══ Given records ══

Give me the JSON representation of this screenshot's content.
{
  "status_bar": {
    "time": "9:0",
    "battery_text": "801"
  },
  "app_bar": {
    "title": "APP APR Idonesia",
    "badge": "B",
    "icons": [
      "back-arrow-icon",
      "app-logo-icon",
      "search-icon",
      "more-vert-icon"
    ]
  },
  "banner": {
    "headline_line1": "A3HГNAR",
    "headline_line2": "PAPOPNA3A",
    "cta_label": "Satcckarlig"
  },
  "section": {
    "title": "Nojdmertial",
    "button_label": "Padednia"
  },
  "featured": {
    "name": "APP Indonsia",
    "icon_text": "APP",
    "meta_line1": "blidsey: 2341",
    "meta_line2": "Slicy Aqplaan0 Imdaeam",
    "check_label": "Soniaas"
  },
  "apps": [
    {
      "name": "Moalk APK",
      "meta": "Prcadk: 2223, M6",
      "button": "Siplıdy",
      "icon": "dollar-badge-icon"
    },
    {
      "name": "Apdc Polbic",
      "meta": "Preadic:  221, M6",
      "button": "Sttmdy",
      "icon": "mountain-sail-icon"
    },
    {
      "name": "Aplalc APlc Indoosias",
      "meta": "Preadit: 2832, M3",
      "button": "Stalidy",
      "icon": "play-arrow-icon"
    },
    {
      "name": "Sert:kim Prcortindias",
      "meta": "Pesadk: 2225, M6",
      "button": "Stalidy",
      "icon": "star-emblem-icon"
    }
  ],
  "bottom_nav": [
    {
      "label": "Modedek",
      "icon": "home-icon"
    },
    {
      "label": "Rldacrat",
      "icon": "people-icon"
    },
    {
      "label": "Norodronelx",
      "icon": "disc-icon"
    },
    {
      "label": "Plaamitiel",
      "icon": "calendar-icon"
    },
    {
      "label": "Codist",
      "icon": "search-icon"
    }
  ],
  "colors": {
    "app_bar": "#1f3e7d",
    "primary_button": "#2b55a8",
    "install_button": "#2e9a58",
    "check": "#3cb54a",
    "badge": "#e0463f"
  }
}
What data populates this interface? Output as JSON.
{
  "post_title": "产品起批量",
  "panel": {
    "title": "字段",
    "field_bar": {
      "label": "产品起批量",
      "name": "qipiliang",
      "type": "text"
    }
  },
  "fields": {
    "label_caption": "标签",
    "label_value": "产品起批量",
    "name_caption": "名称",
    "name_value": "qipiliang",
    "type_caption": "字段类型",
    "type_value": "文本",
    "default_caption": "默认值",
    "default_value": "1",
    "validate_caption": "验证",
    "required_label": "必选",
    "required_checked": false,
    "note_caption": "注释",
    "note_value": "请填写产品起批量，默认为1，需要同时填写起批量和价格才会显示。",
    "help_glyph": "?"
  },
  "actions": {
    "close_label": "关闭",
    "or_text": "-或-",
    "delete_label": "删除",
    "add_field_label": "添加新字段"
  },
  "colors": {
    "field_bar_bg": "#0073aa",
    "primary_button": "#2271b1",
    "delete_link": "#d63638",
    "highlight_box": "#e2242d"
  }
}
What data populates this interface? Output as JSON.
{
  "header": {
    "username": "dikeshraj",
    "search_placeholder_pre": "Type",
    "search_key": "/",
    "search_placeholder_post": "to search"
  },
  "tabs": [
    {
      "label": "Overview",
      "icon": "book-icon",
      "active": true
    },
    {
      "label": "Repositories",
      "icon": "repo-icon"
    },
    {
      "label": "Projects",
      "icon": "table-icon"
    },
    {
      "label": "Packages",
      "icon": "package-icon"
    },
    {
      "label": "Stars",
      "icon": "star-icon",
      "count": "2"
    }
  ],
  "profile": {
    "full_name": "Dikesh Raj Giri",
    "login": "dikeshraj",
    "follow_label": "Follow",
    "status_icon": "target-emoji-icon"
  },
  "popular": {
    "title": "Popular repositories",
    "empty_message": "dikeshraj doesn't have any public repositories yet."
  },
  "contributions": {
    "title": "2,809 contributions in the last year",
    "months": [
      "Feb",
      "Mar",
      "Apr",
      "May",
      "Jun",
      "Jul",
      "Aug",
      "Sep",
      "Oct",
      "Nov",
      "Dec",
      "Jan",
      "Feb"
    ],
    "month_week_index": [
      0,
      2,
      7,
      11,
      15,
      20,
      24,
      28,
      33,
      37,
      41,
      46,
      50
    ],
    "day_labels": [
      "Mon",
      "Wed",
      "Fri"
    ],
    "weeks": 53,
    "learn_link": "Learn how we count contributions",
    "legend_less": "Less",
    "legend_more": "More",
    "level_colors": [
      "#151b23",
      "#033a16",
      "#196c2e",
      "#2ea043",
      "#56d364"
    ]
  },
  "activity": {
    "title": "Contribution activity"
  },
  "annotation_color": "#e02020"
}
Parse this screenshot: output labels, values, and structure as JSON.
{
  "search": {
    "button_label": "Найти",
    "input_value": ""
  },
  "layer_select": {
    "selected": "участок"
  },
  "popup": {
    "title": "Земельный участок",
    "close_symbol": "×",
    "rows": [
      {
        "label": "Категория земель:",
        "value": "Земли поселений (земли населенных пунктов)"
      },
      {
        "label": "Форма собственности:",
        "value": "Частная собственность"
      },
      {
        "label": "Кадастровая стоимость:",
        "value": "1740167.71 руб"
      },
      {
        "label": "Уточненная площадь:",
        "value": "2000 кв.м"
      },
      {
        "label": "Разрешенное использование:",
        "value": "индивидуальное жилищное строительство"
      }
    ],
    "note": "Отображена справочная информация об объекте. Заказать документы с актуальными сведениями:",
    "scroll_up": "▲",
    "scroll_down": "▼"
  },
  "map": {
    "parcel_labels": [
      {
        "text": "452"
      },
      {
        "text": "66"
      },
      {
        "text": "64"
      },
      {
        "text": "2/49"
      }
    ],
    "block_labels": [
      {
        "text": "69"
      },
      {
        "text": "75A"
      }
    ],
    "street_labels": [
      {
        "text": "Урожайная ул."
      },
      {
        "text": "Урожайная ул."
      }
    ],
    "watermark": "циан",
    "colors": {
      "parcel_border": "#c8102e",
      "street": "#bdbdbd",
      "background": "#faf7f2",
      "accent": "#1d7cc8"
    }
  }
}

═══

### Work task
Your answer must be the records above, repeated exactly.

### Written solution
Give me the JSON representation of this screenshot's content.
{
  "status_bar": {
    "time": "9:0",
    "battery_text": "801"
  },
  "app_bar": {
    "title": "APP APR Idonesia",
    "badge": "B",
    "icons": [
      "back-arrow-icon",
      "app-logo-icon",
      "search-icon",
      "more-vert-icon"
    ]
  },
  "banner": {
    "headline_line1": "A3HГNAR",
    "headline_line2": "PAPOPNA3A",
    "cta_label": "Satcckarlig"
  },
  "section": {
    "title": "Nojdmertial",
    "button_label": "Padednia"
  },
  "featured": {
    "name": "APP Indonsia",
    "icon_text": "APP",
    "meta_line1": "blidsey: 2341",
    "meta_line2": "Slicy Aqplaan0 Imdaeam",
    "check_label": "Soniaas"
  },
  "apps": [
    {
      "name": "Moalk APK",
      "meta": "Prcadk: 2223, M6",
      "button": "Siplıdy",
      "icon": "dollar-badge-icon"
    },
    {
      "name": "Apdc Polbic",
      "meta": "Preadic:  221, M6",
      "button": "Sttmdy",
      "icon": "mountain-sail-icon"
    },
    {
      "name": "Aplalc APlc Indoosias",
      "meta": "Preadit: 2832, M3",
      "button": "Stalidy",
      "icon": "play-arrow-icon"
    },
    {
      "name": "Sert:kim Prcortindias",
      "meta": "Pesadk: 2225, M6",
      "button": "Stalidy",
      "icon": "star-emblem-icon"
    }
  ],
  "bottom_nav": [
    {
      "label": "Modedek",
      "icon": "home-icon"
    },
    {
      "label": "Rldacrat",
      "icon": "people-icon"
    },
    {
      "label": "Norodronelx",
      "icon": "disc-icon"
    },
    {
      "label": "Plaamitiel",
      "icon": "calendar-icon"
    },
    {
      "label": "Codist",
      "icon": "search-icon"
    }
  ],
  "colors": {
    "app_bar": "#1f3e7d",
    "primary_button": "#2b55a8",
    "install_button": "#2e9a58",
    "check": "#3cb54a",
    "badge": "#e0463f"
  }
}
What data populates this interface? Output as JSON.
{
  "post_title": "产品起批量",
  "panel": {
    "title": "字段",
    "field_bar": {
      "label": "产品起批量",
      "name": "qipiliang",
      "type": "text"
    }
  },
  "fields": {
    "label_caption": "标签",
    "label_value": "产品起批量",
    "name_caption": "名称",
    "name_value": "qipiliang",
    "type_caption": "字段类型",
    "type_value": "文本",
    "default_caption": "默认值",
    "default_value": "1",
    "validate_caption": "验证",
    "required_label": "必选",
    "required_checked": false,
    "note_caption": "注释",
    "note_value": "请填写产品起批量，默认为1，需要同时填写起批量和价格才会显示。",
    "help_glyph": "?"
  },
  "actions": {
    "close_label": "关闭",
    "or_text": "-或-",
    "delete_label": "删除",
    "add_field_label": "添加新字段"
  },
  "colors": {
    "field_bar_bg": "#0073aa",
    "primary_button": "#2271b1",
    "delete_link": "#d63638",
    "highlight_box": "#e2242d"
  }
}
What data populates this interface? Output as JSON.
{
  "header": {
    "username": "dikeshraj",
    "search_placeholder_pre": "Type",
    "search_key": "/",
    "search_placeholder_post": "to search"
  },
  "tabs": [
    {
      "label": "Overview",
      "icon": "book-icon",
      "active": true
    },
    {
      "label": "Repositories",
      "icon": "repo-icon"
    },
    {
      "label": "Projects",
      "icon": "table-icon"
    },
    {
      "label": "Packages",
      "icon": "package-icon"
    },
    {
      "label": "Stars",
      "icon": "star-icon",
      "count": "2"
    }
  ],
  "profile": {
    "full_name": "Dikesh Raj Giri",
    "login": "dikeshraj",
    "follow_label": "Follow",
    "status_icon": "target-emoji-icon"
  },
  "popular": {
    "title": "Popular repositories",
    "empty_message": "dikeshraj doesn't have any public repositories yet."
  },
  "contributions": {
    "title": "2,809 contributions in the last year",
    "months": [
      "Feb",
      "Mar",
      "Apr",
      "May",
      "Jun",
      "Jul",
      "Aug",
      "Sep",
      "Oct",
      "Nov",
      "Dec",
      "Jan",
      "Feb"
    ],
    "month_week_index": [
      0,
      2,
      7,
      11,
      15,
      20,
      24,
      28,
      33,
      37,
      41,
      46,
      50
    ],
    "day_labels": [
      "Mon",
      "Wed",
      "Fri"
    ],
    "weeks": 53,
    "learn_link": "Learn how we count contributions",
    "legend_less": "Less",
    "legend_more": "More",
    "level_colors": [
      "#151b23",
      "#033a16",
      "#196c2e",
      "#2ea043",
      "#56d364"
    ]
  },
  "activity": {
    "title": "Contribution activity"
  },
  "annotation_color": "#e02020"
}
Parse this screenshot: output labels, values, and structure as JSON.
{
  "search": {
    "button_label": "Найти",
    "input_value": ""
  },
  "layer_select": {
    "selected": "участок"
  },
  "popup": {
    "title": "Земельный участок",
    "close_symbol": "×",
    "rows": [
      {
        "label": "Категория земель:",
        "value": "Земли поселений (земли населенных пунктов)"
      },
      {
        "label": "Форма собственности:",
        "value": "Частная собственность"
      },
      {
        "label": "Кадастровая стоимость:",
        "value": "1740167.71 руб"
      },
      {
        "label": "Уточненная площадь:",
        "value": "2000 кв.м"
      },
      {
        "label": "Разрешенное использование:",
        "value": "индивидуальное жилищное строительство"
      }
    ],
    "note": "Отображена справочная информация об объекте. Заказать документы с актуальными сведениями:",
    "scroll_up": "▲",
    "scroll_down": "▼"
  },
  "map": {
    "parcel_labels": [
      {
        "text": "452"
      },
      {
        "text": "66"
      },
      {
        "text": "64"
      },
      {
        "text": "2/49"
      }
    ],
    "block_labels": [
      {
        "text": "69"
      },
      {
        "text": "75A"
      }
    ],
    "street_labels": [
      {
        "text": "Урожайная ул."
      },
      {
        "text": "Урожайная ул."
      }
    ],
    "watermark": "циан",
    "colors": {
      "parcel_border": "#c8102e",
      "street": "#bdbdbd",
      "background": "#faf7f2",
      "accent": "#1d7cc8"
    }
  }
}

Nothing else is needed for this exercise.